Melissas.com: Melissa’s sells fresh and dried chiles. 5325 Soto St., Vernon, CA 90058. (800) 588-0151. Hours: 6 a.m. to 5 p.m. Mondays to Fridays
Spices.com: Spices Inc. is a mail-order company that sells dried chiles. (888) 762-8642
Simple Green Chile Table Salsa Taste Test
If you have sensitive skin, wear gloves while preparing these salsas. Choose either all green or all red chiles for both jalapeños and serranos.
Prep time: 10 minutes
Total time: 10 minutes
Yield: Makes 1/3 cup of each salsa.
2 ounces (1 or 2) fresh jalapeño chiles, stemmed, seeded and finely chopped
2 ounces (3 or 4) fresh serrano chiles, stemmed, seeded and finely chopped
Corn chips or warmed corn tortillas
1. Put the jalapeño chiles in a blender jar. Measure in 2 tablespoons water. Purée on high 20 seconds until foamy. Pour into a serving bowl.
2. Rinse the blender jar.
3. Put the serrano chiles in the blender. Measure in 2 tablespoons water. Purée on high 20 seconds until foamy. Pour into another serving bowl.
4. Taste with corn chips or warm corn tortillas.
Bright Salmon-Pink Mexican Papaya Table Salsa
If you have sensitive skin, wear gloves while preparing this salsa.
Prep time: 20 minutes
Total time: 20 minutes
Yield: Makes about 2 cups.
1 very ripe Mexican papaya, about 12 inches long and 6 inches in diameter
2 Mexican (aka Key) limes, juiced (about 3 tablespoons)
1 medium (3 inches) white onion, coarsely chopped
2 teaspoons sugar
1/2 teaspoon sea or kosher salt
2 serrano chiles
1/2 cup chopped cilantro leaves
1. Cut the papaya in half vertically. Scoop out the black seeds from one of the halves. Peel it and chop it, measuring out 3 cups chopped fruit. Put it into a blender or processor. (Wrap the remaining fruit in plastic and save for another use, such as smoothies or slices with a squirt of lime.)
2. Pour the lime juice on the papaya. Blend 5 seconds.
3. Add the onion, sugar and salt and whirl again 5 seconds. Pour the slightly chunky mixture into a serving bowl.
4. Stem and mince one of the 2 chiles and stir it (with seeds) into the papaya along with the cilantro. Taste. If you want a spicier salsa, stir in more of the remaining minced chile. Adjust salt or lime juice if necessary.
Notes: Don’t process the salmon-colored papaya, green chiles and cilantro together all at once or they will turn into an off-putting brownish mash (although the taste will still be great).

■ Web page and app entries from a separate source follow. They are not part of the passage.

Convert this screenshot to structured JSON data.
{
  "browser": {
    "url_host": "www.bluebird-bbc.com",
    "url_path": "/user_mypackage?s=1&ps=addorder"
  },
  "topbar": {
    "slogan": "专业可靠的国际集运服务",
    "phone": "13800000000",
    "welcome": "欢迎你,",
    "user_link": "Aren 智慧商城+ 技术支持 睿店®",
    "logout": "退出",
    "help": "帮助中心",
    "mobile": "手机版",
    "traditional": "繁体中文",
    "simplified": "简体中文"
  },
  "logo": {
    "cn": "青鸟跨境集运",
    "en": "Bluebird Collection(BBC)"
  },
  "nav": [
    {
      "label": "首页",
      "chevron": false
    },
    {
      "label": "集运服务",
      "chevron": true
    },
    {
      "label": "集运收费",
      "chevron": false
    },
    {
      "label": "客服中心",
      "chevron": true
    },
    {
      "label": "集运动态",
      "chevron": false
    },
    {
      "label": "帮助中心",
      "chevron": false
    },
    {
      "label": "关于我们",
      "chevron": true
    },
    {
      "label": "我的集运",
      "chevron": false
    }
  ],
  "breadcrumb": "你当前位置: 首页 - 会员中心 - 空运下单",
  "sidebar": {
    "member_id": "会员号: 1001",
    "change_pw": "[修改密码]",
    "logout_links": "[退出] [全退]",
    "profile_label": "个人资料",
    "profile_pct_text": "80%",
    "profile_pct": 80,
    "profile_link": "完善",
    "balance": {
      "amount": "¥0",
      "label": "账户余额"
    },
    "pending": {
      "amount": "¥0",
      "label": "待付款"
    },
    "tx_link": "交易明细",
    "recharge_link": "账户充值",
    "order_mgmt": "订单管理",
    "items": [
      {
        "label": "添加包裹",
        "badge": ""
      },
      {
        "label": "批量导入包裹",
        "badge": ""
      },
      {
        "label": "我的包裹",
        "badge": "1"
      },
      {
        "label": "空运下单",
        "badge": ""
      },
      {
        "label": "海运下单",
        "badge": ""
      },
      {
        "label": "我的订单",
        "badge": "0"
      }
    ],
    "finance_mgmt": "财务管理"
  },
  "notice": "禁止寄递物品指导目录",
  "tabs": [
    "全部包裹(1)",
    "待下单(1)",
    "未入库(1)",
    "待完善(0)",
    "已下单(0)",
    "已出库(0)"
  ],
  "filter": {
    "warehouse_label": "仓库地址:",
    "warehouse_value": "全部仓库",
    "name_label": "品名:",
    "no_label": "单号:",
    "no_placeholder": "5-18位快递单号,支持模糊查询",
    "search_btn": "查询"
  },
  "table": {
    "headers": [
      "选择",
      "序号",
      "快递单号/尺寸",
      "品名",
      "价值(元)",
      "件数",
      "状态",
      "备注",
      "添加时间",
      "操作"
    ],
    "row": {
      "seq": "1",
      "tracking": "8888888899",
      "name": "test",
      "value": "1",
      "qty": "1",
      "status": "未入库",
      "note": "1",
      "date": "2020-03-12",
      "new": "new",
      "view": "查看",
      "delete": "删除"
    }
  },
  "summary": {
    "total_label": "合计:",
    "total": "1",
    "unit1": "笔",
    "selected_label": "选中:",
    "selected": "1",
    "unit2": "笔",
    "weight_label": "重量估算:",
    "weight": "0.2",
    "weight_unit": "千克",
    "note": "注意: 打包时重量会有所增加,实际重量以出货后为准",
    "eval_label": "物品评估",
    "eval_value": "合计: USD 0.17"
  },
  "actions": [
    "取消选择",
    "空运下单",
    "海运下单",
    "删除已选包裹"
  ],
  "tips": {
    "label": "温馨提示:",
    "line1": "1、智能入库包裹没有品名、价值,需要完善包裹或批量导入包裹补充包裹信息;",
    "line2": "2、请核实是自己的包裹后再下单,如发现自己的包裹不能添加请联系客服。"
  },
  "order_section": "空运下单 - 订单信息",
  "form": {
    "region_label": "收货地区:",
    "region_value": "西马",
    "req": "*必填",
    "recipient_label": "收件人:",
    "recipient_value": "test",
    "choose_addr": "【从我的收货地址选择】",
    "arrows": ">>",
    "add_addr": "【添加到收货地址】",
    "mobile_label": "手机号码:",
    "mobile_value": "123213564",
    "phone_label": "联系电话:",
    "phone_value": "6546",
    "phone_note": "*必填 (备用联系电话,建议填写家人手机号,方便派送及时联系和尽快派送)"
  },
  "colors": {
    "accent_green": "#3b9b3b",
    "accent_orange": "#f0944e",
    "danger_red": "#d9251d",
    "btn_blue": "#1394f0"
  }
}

Save the papaya’s black seeds. Rinse and then dry them on a baking sheet in a low oven (200 F) for about an hour. Cool completely. The spicy seeds can be ground like peppercorns.
Main photo: Bright Salmon-Pink Mexican Papaya Table Salsa. Credit: Copyright Nancy Zaslavsky